• Stored dataset items:

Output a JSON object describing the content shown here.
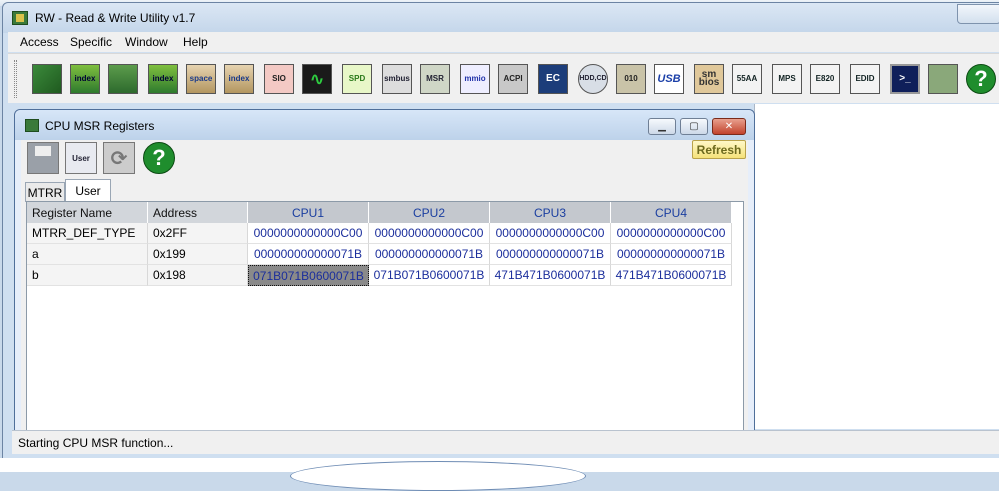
{
  "window": {
    "title": "RW - Read & Write Utility v1.7"
  },
  "menu": [
    "Access",
    "Specific",
    "Window",
    "Help"
  ],
  "toolbar": {
    "icons": [
      {
        "name": "pci-board-icon",
        "label": ""
      },
      {
        "name": "pci-index-icon",
        "label": "index"
      },
      {
        "name": "memory-icon",
        "label": ""
      },
      {
        "name": "memory-index-icon",
        "label": "index"
      },
      {
        "name": "io-space-icon",
        "label": "space"
      },
      {
        "name": "io-index-icon",
        "label": "index"
      },
      {
        "name": "sio-icon",
        "label": "SIO"
      },
      {
        "name": "wave-icon",
        "label": ""
      },
      {
        "name": "spd-icon",
        "label": "SPD"
      },
      {
        "name": "smbus-icon",
        "label": "smbus"
      },
      {
        "name": "msr-icon",
        "label": "MSR"
      },
      {
        "name": "mmio-icon",
        "label": "mmio"
      },
      {
        "name": "acpi-icon",
        "label": "ACPI"
      },
      {
        "name": "ec-icon",
        "label": "EC"
      },
      {
        "name": "hdd-cd-icon",
        "label": "HDD,CD"
      },
      {
        "name": "hex-010-icon",
        "label": "010"
      },
      {
        "name": "usb-icon",
        "label": "USB"
      },
      {
        "name": "smbios-icon",
        "label": "sm bios"
      },
      {
        "name": "55aa-icon",
        "label": "55AA"
      },
      {
        "name": "mps-icon",
        "label": "MPS"
      },
      {
        "name": "e820-icon",
        "label": "E820"
      },
      {
        "name": "edid-icon",
        "label": "EDID"
      },
      {
        "name": "command-icon",
        "label": ">_"
      },
      {
        "name": "card-icon",
        "label": ""
      },
      {
        "name": "help-icon",
        "label": "?"
      }
    ]
  },
  "child": {
    "title": "CPU MSR Registers",
    "tools": {
      "user_label": "User",
      "help_label": "?"
    },
    "refresh_label": "Refresh",
    "tabs": {
      "mtrr": "MTRR",
      "user": "User"
    }
  },
  "grid": {
    "headers": {
      "name": "Register Name",
      "address": "Address",
      "cpu1": "CPU1",
      "cpu2": "CPU2",
      "cpu3": "CPU3",
      "cpu4": "CPU4"
    },
    "rows": [
      {
        "name": "MTRR_DEF_TYPE",
        "address": "0x2FF",
        "cpu1": "0000000000000C00",
        "cpu2": "0000000000000C00",
        "cpu3": "0000000000000C00",
        "cpu4": "0000000000000C00"
      },
      {
        "name": "a",
        "address": "0x199",
        "cpu1": "000000000000071B",
        "cpu2": "000000000000071B",
        "cpu3": "000000000000071B",
        "cpu4": "000000000000071B"
      },
      {
        "name": "b",
        "address": "0x198",
        "cpu1": "071B071B0600071B",
        "cpu2": "071B071B0600071B",
        "cpu3": "471B471B0600071B",
        "cpu4": "471B471B0600071B"
      }
    ]
  },
  "status": {
    "text": "Starting CPU MSR function..."
  }
}
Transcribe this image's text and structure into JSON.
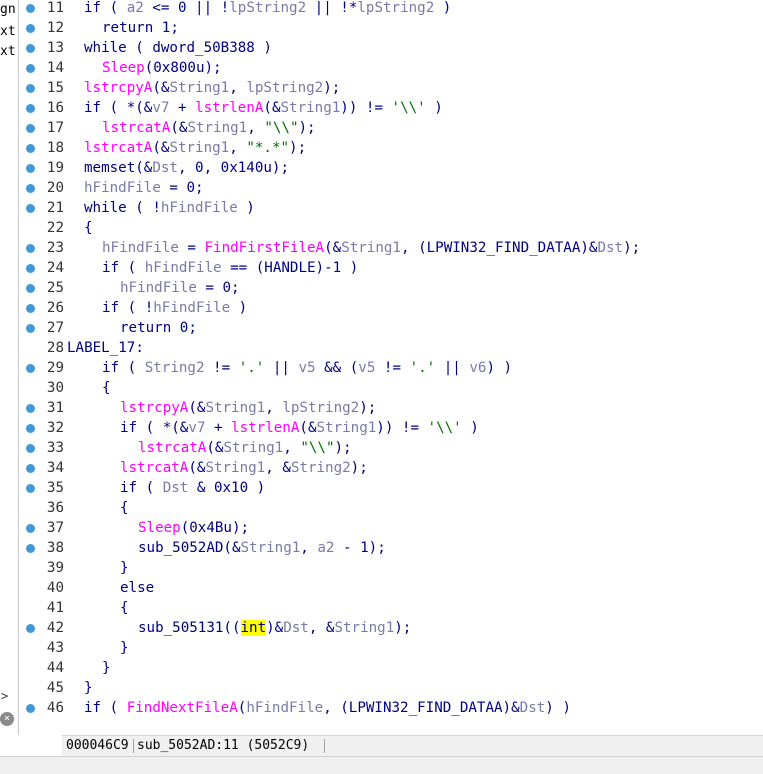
{
  "left_panel": {
    "fragments": [
      "gn",
      "xt",
      "xt"
    ],
    "chevron": ">",
    "close": "×"
  },
  "code_lines": [
    {
      "num": "11",
      "dot": true,
      "indent": 1,
      "tokens": [
        [
          "plain",
          "if ( "
        ],
        [
          "var",
          "a2"
        ],
        [
          "plain",
          " <= 0 || !"
        ],
        [
          "var",
          "lpString2"
        ],
        [
          "plain",
          " || !*"
        ],
        [
          "var",
          "lpString2"
        ],
        [
          "plain",
          " )"
        ]
      ]
    },
    {
      "num": "12",
      "dot": true,
      "indent": 2,
      "tokens": [
        [
          "plain",
          "return 1;"
        ]
      ]
    },
    {
      "num": "13",
      "dot": true,
      "indent": 1,
      "tokens": [
        [
          "plain",
          "while ( dword_50B388 )"
        ]
      ]
    },
    {
      "num": "14",
      "dot": true,
      "indent": 2,
      "tokens": [
        [
          "fn",
          "Sleep"
        ],
        [
          "plain",
          "(0x800u);"
        ]
      ]
    },
    {
      "num": "15",
      "dot": true,
      "indent": 1,
      "tokens": [
        [
          "fn",
          "lstrcpyA"
        ],
        [
          "plain",
          "(&"
        ],
        [
          "var",
          "String1"
        ],
        [
          "plain",
          ", "
        ],
        [
          "var",
          "lpString2"
        ],
        [
          "plain",
          ");"
        ]
      ]
    },
    {
      "num": "16",
      "dot": true,
      "indent": 1,
      "tokens": [
        [
          "plain",
          "if ( *(&"
        ],
        [
          "var",
          "v7"
        ],
        [
          "plain",
          " + "
        ],
        [
          "fn",
          "lstrlenA"
        ],
        [
          "plain",
          "(&"
        ],
        [
          "var",
          "String1"
        ],
        [
          "plain",
          ")) != "
        ],
        [
          "str",
          "'\\\\'"
        ],
        [
          "plain",
          " )"
        ]
      ]
    },
    {
      "num": "17",
      "dot": true,
      "indent": 2,
      "tokens": [
        [
          "fn",
          "lstrcatA"
        ],
        [
          "plain",
          "(&"
        ],
        [
          "var",
          "String1"
        ],
        [
          "plain",
          ", "
        ],
        [
          "str",
          "\"\\\\\""
        ],
        [
          "plain",
          ");"
        ]
      ]
    },
    {
      "num": "18",
      "dot": true,
      "indent": 1,
      "tokens": [
        [
          "fn",
          "lstrcatA"
        ],
        [
          "plain",
          "(&"
        ],
        [
          "var",
          "String1"
        ],
        [
          "plain",
          ", "
        ],
        [
          "str",
          "\"*.*\""
        ],
        [
          "plain",
          ");"
        ]
      ]
    },
    {
      "num": "19",
      "dot": true,
      "indent": 1,
      "tokens": [
        [
          "plain",
          "memset(&"
        ],
        [
          "var",
          "Dst"
        ],
        [
          "plain",
          ", 0, 0x140u);"
        ]
      ]
    },
    {
      "num": "20",
      "dot": true,
      "indent": 1,
      "tokens": [
        [
          "var",
          "hFindFile"
        ],
        [
          "plain",
          " = 0;"
        ]
      ]
    },
    {
      "num": "21",
      "dot": true,
      "indent": 1,
      "tokens": [
        [
          "plain",
          "while ( !"
        ],
        [
          "var",
          "hFindFile"
        ],
        [
          "plain",
          " )"
        ]
      ]
    },
    {
      "num": "22",
      "dot": false,
      "indent": 1,
      "tokens": [
        [
          "plain",
          "{"
        ]
      ]
    },
    {
      "num": "23",
      "dot": true,
      "indent": 2,
      "tokens": [
        [
          "var",
          "hFindFile"
        ],
        [
          "plain",
          " = "
        ],
        [
          "fn",
          "FindFirstFileA"
        ],
        [
          "plain",
          "(&"
        ],
        [
          "var",
          "String1"
        ],
        [
          "plain",
          ", (LPWIN32_FIND_DATAA)&"
        ],
        [
          "var",
          "Dst"
        ],
        [
          "plain",
          ");"
        ]
      ]
    },
    {
      "num": "24",
      "dot": true,
      "indent": 2,
      "tokens": [
        [
          "plain",
          "if ( "
        ],
        [
          "var",
          "hFindFile"
        ],
        [
          "plain",
          " == (HANDLE)-1 )"
        ]
      ]
    },
    {
      "num": "25",
      "dot": true,
      "indent": 3,
      "tokens": [
        [
          "var",
          "hFindFile"
        ],
        [
          "plain",
          " = 0;"
        ]
      ]
    },
    {
      "num": "26",
      "dot": true,
      "indent": 2,
      "tokens": [
        [
          "plain",
          "if ( !"
        ],
        [
          "var",
          "hFindFile"
        ],
        [
          "plain",
          " )"
        ]
      ]
    },
    {
      "num": "27",
      "dot": true,
      "indent": 3,
      "tokens": [
        [
          "plain",
          "return 0;"
        ]
      ]
    },
    {
      "num": "28",
      "dot": false,
      "indent": 0,
      "tokens": [
        [
          "plain",
          "LABEL_17:"
        ]
      ]
    },
    {
      "num": "29",
      "dot": true,
      "indent": 2,
      "tokens": [
        [
          "plain",
          "if ( "
        ],
        [
          "var",
          "String2"
        ],
        [
          "plain",
          " != "
        ],
        [
          "str",
          "'.'"
        ],
        [
          "plain",
          " || "
        ],
        [
          "var",
          "v5"
        ],
        [
          "plain",
          " && ("
        ],
        [
          "var",
          "v5"
        ],
        [
          "plain",
          " != "
        ],
        [
          "str",
          "'.'"
        ],
        [
          "plain",
          " || "
        ],
        [
          "var",
          "v6"
        ],
        [
          "plain",
          ") )"
        ]
      ]
    },
    {
      "num": "30",
      "dot": false,
      "indent": 2,
      "tokens": [
        [
          "plain",
          "{"
        ]
      ]
    },
    {
      "num": "31",
      "dot": true,
      "indent": 3,
      "tokens": [
        [
          "fn",
          "lstrcpyA"
        ],
        [
          "plain",
          "(&"
        ],
        [
          "var",
          "String1"
        ],
        [
          "plain",
          ", "
        ],
        [
          "var",
          "lpString2"
        ],
        [
          "plain",
          ");"
        ]
      ]
    },
    {
      "num": "32",
      "dot": true,
      "indent": 3,
      "tokens": [
        [
          "plain",
          "if ( *(&"
        ],
        [
          "var",
          "v7"
        ],
        [
          "plain",
          " + "
        ],
        [
          "fn",
          "lstrlenA"
        ],
        [
          "plain",
          "(&"
        ],
        [
          "var",
          "String1"
        ],
        [
          "plain",
          ")) != "
        ],
        [
          "str",
          "'\\\\'"
        ],
        [
          "plain",
          " )"
        ]
      ]
    },
    {
      "num": "33",
      "dot": true,
      "indent": 4,
      "tokens": [
        [
          "fn",
          "lstrcatA"
        ],
        [
          "plain",
          "(&"
        ],
        [
          "var",
          "String1"
        ],
        [
          "plain",
          ", "
        ],
        [
          "str",
          "\"\\\\\""
        ],
        [
          "plain",
          ");"
        ]
      ]
    },
    {
      "num": "34",
      "dot": true,
      "indent": 3,
      "tokens": [
        [
          "fn",
          "lstrcatA"
        ],
        [
          "plain",
          "(&"
        ],
        [
          "var",
          "String1"
        ],
        [
          "plain",
          ", &"
        ],
        [
          "var",
          "String2"
        ],
        [
          "plain",
          ");"
        ]
      ]
    },
    {
      "num": "35",
      "dot": true,
      "indent": 3,
      "tokens": [
        [
          "plain",
          "if ( "
        ],
        [
          "var",
          "Dst"
        ],
        [
          "plain",
          " & 0x10 )"
        ]
      ]
    },
    {
      "num": "36",
      "dot": false,
      "indent": 3,
      "tokens": [
        [
          "plain",
          "{"
        ]
      ]
    },
    {
      "num": "37",
      "dot": true,
      "indent": 4,
      "tokens": [
        [
          "fn",
          "Sleep"
        ],
        [
          "plain",
          "(0x4Bu);"
        ]
      ]
    },
    {
      "num": "38",
      "dot": true,
      "indent": 4,
      "tokens": [
        [
          "plain",
          "sub_5052AD(&"
        ],
        [
          "var",
          "String1"
        ],
        [
          "plain",
          ", "
        ],
        [
          "var",
          "a2"
        ],
        [
          "plain",
          " - 1);"
        ]
      ]
    },
    {
      "num": "39",
      "dot": false,
      "indent": 3,
      "tokens": [
        [
          "plain",
          "}"
        ]
      ]
    },
    {
      "num": "40",
      "dot": false,
      "indent": 3,
      "tokens": [
        [
          "plain",
          "else"
        ]
      ]
    },
    {
      "num": "41",
      "dot": false,
      "indent": 3,
      "tokens": [
        [
          "plain",
          "{"
        ]
      ]
    },
    {
      "num": "42",
      "dot": true,
      "indent": 4,
      "tokens": [
        [
          "plain",
          "sub_505131(("
        ],
        [
          "hl",
          "int"
        ],
        [
          "plain",
          ")&"
        ],
        [
          "var",
          "Dst"
        ],
        [
          "plain",
          ", &"
        ],
        [
          "var",
          "String1"
        ],
        [
          "plain",
          ");"
        ]
      ]
    },
    {
      "num": "43",
      "dot": false,
      "indent": 3,
      "tokens": [
        [
          "plain",
          "}"
        ]
      ]
    },
    {
      "num": "44",
      "dot": false,
      "indent": 2,
      "tokens": [
        [
          "plain",
          "}"
        ]
      ]
    },
    {
      "num": "45",
      "dot": false,
      "indent": 1,
      "tokens": [
        [
          "plain",
          "}"
        ]
      ]
    },
    {
      "num": "46",
      "dot": true,
      "indent": 1,
      "tokens": [
        [
          "plain",
          "if ( "
        ],
        [
          "fn",
          "FindNextFileA"
        ],
        [
          "plain",
          "("
        ],
        [
          "var",
          "hFindFile"
        ],
        [
          "plain",
          ", (LPWIN32_FIND_DATAA)&"
        ],
        [
          "var",
          "Dst"
        ],
        [
          "plain",
          ") )"
        ]
      ]
    }
  ],
  "status": {
    "address": "000046C9",
    "location": "sub_5052AD:11 (5052C9)"
  },
  "colors": {
    "breakpoint_dot": "#3f98d8",
    "keyword": "#000080",
    "function": "#ff00ff",
    "variable": "#7a7aa8",
    "string": "#007000",
    "highlight": "#ffff00"
  }
}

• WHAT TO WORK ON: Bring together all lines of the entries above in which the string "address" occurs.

• COMPLETED EXERCISE:
      "address": "Address",
        "address": "0x2FF",
        "address": "0x199",
        "address": "0x198",
    "address": "000046C9",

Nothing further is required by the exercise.